*Work instructions:* Would you restate all of the entries verbatim, minus any images?

(Stored data entries)

%%

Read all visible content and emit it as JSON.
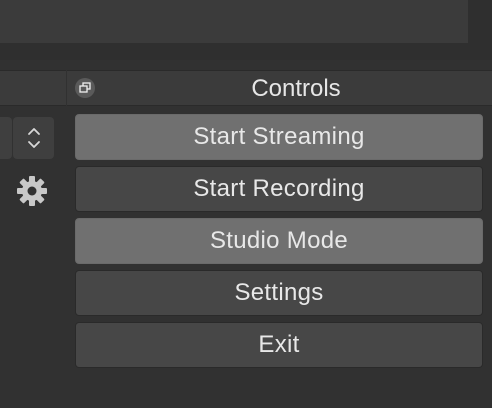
{
  "controls": {
    "title": "Controls",
    "buttons": [
      {
        "label": "Start Streaming",
        "active": true
      },
      {
        "label": "Start Recording",
        "active": false
      },
      {
        "label": "Studio Mode",
        "active": true
      },
      {
        "label": "Settings",
        "active": false
      },
      {
        "label": "Exit",
        "active": false
      }
    ]
  },
  "icons": {
    "float": "float-dock-icon",
    "spin": "up-down-chevrons-icon",
    "gear": "gear-icon"
  },
  "colors": {
    "background": "#313131",
    "button": "#474747",
    "button_active": "#707070",
    "text": "#e8e8e8"
  }
}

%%

*Answer to this problem:*
Read all visible content and emit it as JSON.
{
  "controls": {
    "title": "Controls",
    "buttons": [
      {
        "label": "Start Streaming",
        "active": true
      },
      {
        "label": "Start Recording",
        "active": false
      },
      {
        "label": "Studio Mode",
        "active": true
      },
      {
        "label": "Settings",
        "active": false
      },
      {
        "label": "Exit",
        "active": false
      }
    ]
  },
  "icons": {
    "float": "float-dock-icon",
    "spin": "up-down-chevrons-icon",
    "gear": "gear-icon"
  },
  "colors": {
    "background": "#313131",
    "button": "#474747",
    "button_active": "#707070",
    "text": "#e8e8e8"
  }
}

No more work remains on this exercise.